* [Your goal] Say how many lines of the records include the string "title". Nothing else belongs in the answer.

[Saved entries]
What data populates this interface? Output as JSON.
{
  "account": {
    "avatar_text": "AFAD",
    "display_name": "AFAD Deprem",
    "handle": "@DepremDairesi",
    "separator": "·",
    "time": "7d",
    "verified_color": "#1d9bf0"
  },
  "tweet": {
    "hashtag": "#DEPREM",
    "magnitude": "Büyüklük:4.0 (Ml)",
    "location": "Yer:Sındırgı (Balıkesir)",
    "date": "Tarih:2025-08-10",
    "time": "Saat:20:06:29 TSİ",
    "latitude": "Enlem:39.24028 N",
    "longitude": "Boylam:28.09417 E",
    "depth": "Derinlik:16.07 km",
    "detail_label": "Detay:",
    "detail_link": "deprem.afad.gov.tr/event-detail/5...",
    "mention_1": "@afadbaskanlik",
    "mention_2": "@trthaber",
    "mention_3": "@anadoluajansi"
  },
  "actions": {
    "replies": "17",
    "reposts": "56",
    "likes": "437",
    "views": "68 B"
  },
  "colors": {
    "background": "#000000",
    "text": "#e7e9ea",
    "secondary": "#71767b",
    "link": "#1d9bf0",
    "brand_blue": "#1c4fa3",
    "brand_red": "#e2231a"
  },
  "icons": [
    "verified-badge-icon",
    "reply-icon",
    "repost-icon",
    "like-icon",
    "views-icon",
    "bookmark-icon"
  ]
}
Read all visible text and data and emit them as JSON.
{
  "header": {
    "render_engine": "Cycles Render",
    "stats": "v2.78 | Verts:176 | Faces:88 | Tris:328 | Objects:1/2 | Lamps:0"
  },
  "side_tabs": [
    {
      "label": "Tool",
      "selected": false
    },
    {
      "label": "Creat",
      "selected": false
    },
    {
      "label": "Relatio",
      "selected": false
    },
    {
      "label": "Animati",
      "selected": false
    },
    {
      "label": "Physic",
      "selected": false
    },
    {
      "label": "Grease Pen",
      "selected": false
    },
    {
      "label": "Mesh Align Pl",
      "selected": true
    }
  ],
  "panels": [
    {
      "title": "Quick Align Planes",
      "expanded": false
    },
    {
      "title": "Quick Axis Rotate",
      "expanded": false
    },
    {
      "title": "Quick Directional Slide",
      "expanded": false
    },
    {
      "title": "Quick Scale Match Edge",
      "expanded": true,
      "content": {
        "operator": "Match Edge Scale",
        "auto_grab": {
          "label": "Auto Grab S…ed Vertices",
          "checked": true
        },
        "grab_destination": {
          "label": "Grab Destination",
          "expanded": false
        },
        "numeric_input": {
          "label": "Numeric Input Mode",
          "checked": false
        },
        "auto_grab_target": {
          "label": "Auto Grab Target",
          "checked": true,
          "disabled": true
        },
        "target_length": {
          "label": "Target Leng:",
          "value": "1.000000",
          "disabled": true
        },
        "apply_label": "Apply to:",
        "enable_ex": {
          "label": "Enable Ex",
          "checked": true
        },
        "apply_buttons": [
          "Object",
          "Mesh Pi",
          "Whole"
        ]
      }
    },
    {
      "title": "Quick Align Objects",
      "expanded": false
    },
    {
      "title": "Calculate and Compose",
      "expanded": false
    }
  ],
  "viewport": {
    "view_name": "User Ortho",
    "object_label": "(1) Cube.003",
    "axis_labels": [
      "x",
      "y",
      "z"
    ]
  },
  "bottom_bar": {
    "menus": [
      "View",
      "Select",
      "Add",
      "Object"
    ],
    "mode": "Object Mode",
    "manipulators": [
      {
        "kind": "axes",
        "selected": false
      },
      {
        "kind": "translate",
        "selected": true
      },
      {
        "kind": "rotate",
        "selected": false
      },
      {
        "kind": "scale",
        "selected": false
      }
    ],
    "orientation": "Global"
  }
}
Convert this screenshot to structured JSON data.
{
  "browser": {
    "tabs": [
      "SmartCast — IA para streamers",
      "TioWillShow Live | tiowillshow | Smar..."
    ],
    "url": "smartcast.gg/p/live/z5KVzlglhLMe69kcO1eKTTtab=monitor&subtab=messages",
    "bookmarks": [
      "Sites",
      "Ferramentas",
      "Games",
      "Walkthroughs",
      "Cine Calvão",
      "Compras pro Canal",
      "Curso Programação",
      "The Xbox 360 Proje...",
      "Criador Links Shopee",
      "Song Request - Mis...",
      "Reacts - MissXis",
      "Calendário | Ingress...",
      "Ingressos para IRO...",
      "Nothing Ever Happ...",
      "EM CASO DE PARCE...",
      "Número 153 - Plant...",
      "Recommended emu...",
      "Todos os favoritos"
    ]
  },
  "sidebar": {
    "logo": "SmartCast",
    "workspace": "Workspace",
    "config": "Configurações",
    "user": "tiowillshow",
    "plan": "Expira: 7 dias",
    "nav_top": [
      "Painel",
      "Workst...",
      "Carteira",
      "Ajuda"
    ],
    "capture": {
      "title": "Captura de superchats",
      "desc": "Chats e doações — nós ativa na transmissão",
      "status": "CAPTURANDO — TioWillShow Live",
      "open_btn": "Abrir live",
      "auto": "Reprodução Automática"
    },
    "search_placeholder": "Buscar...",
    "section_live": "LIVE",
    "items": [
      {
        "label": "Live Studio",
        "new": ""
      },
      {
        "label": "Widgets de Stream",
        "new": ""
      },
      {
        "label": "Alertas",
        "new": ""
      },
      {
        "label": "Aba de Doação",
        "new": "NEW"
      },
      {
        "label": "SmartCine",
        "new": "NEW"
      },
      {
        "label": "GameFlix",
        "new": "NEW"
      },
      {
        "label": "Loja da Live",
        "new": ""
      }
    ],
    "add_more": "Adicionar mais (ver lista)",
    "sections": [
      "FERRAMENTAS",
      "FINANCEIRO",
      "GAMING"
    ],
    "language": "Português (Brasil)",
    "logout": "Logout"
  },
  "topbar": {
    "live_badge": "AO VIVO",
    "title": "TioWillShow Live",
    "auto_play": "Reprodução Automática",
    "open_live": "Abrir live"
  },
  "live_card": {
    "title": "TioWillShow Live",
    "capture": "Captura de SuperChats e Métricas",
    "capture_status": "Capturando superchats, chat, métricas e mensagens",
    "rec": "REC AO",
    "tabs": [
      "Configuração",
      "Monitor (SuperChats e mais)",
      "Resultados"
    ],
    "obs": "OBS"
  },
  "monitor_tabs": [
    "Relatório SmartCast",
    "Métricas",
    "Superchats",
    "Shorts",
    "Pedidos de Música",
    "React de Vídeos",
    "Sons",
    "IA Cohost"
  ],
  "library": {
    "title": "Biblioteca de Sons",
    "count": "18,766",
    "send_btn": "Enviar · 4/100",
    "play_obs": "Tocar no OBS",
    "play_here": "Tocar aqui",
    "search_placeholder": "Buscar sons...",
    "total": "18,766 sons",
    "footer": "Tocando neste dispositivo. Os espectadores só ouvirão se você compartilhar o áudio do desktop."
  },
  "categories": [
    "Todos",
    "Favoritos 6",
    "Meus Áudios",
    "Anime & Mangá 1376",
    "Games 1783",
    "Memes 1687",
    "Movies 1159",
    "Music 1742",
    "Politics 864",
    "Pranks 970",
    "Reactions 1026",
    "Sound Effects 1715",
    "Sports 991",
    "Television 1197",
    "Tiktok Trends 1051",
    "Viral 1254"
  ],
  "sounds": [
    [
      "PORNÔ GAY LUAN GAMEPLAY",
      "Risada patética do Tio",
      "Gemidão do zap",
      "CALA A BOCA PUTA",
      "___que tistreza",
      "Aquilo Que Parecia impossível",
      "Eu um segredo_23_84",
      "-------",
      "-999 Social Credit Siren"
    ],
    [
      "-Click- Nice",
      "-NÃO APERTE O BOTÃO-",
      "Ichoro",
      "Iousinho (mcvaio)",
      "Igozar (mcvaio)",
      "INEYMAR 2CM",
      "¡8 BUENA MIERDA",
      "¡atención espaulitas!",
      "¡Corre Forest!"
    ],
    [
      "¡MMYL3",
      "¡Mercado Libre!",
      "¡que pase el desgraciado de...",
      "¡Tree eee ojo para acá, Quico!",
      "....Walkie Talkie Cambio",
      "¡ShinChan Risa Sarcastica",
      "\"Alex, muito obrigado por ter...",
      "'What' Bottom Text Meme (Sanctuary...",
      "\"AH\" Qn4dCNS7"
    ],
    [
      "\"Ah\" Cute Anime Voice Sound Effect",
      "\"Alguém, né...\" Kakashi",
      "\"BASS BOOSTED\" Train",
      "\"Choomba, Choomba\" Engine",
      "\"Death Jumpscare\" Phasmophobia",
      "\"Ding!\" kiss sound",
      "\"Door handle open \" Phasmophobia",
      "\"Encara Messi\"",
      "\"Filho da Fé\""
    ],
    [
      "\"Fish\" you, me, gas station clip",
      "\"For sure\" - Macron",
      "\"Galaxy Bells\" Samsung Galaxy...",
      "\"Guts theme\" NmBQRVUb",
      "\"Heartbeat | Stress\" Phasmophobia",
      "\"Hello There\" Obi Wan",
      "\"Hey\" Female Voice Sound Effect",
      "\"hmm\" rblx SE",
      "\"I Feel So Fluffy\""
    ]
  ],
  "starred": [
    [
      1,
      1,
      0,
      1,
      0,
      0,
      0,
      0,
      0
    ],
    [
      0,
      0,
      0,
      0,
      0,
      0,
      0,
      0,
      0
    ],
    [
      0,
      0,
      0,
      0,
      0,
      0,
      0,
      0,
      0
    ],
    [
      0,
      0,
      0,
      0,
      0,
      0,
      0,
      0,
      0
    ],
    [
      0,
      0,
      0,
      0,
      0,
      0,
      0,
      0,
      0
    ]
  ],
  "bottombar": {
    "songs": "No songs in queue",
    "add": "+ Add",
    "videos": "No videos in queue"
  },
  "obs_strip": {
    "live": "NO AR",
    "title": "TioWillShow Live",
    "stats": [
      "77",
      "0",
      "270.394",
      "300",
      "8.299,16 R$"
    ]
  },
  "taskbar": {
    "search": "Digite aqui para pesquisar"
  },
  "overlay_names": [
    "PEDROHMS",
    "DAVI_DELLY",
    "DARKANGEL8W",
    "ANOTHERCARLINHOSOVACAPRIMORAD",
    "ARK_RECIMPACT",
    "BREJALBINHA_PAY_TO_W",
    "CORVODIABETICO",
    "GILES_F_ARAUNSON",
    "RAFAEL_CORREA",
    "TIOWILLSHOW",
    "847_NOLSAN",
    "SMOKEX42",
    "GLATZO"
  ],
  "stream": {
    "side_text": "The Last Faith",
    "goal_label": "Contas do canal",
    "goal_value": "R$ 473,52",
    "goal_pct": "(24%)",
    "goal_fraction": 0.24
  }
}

* [Solution for this problem] 11